Le Touret Military Cemetery.


  The Cemetery lies on the left-hand side of the road. Located at the east end of the cemetery is Le Touret Memorial, which commemorates over 13,000 servicemen who fell in this area before 25 September 2023 and who have no known grave.

The Cemetery was begun by the Indian Corps (and in particular by the 2nd Leicesters) in November, 1914, and it was used continuously by Field Ambulances and fighting units until March, 1918. It passed into German hands in April, 1918, and after its recapture a few further burials were made in Plot IV in September and October. The Cemetery covers an area of 7,036 square metres and is enclosed by a low brick wall. No. of Identified Casualties:   912 


 The Panel Numbers quoted at the end of each entry relate to the panels dedicated to the Regiment served with. In some instances where a casualty is recorded as attached to another Regiment, his name may alternatively appear within their Regimental Panels. The Memorial takes the form of a loggia surrounding an open rectangular court. The court is enclosed by three solid walls and on the eastern side by a colonnade.


Le Tiuret Memorial 



The Memorial in Le Touret Military Cemetery, is one of those erected by the Commonwealth War Graves Commission to record the names of the officers and men who fell in the Great War and whose graves are not known. It serves the area enclosed on the North by the river Lys and a line drawn from Estaires to Fournes, and on the South by the old Southern boundary of the First Army about Grenay. It covers the period from the arrival of the II Corps in Flanders in 1914, to the eve of the Battle of Loos.
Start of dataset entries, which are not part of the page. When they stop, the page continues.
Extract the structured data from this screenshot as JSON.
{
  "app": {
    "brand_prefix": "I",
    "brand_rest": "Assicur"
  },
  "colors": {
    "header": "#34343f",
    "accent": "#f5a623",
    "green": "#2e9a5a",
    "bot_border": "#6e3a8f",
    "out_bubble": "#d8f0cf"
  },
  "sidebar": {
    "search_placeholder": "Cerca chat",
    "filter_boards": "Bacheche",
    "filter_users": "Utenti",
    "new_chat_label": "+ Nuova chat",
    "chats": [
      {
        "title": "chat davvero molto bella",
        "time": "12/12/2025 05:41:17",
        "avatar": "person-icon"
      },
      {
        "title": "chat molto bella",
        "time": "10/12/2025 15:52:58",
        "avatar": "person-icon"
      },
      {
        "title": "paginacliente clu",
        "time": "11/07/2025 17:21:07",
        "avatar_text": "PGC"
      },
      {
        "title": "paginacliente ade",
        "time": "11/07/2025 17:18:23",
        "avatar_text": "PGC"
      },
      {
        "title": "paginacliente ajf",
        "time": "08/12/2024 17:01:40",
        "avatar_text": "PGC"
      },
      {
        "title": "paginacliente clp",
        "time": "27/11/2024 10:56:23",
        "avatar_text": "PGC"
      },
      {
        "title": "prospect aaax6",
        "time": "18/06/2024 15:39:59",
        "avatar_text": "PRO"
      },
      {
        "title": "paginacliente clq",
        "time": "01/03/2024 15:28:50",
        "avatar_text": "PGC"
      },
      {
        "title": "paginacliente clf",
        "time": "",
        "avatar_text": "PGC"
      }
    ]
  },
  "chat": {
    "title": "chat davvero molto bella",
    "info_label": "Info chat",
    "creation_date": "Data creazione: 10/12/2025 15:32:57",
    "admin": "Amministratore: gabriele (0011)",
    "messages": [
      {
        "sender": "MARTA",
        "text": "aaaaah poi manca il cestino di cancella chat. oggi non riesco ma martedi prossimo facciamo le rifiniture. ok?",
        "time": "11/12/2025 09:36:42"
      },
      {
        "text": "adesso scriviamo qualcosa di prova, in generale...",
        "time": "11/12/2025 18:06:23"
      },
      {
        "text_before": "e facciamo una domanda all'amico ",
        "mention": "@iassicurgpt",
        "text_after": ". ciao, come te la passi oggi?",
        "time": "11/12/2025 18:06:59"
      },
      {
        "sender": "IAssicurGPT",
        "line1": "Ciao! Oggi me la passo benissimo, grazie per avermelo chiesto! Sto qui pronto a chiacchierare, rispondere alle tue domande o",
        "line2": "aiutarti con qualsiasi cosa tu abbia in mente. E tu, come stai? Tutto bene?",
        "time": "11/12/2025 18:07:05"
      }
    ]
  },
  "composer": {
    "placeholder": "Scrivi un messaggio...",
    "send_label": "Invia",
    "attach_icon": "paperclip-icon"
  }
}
The memorial was designed by J.R. Truelove and unveiled by Lord Tyrrell on 22 March 1930. No. of Identified Casualties: 13392

Map Google Earth
            Photo 1 WW1 Battlefields.
            Photo 2 War Graves Photography Project.
            Photo 3 War Graves Photography Project.
            Information, CWGC.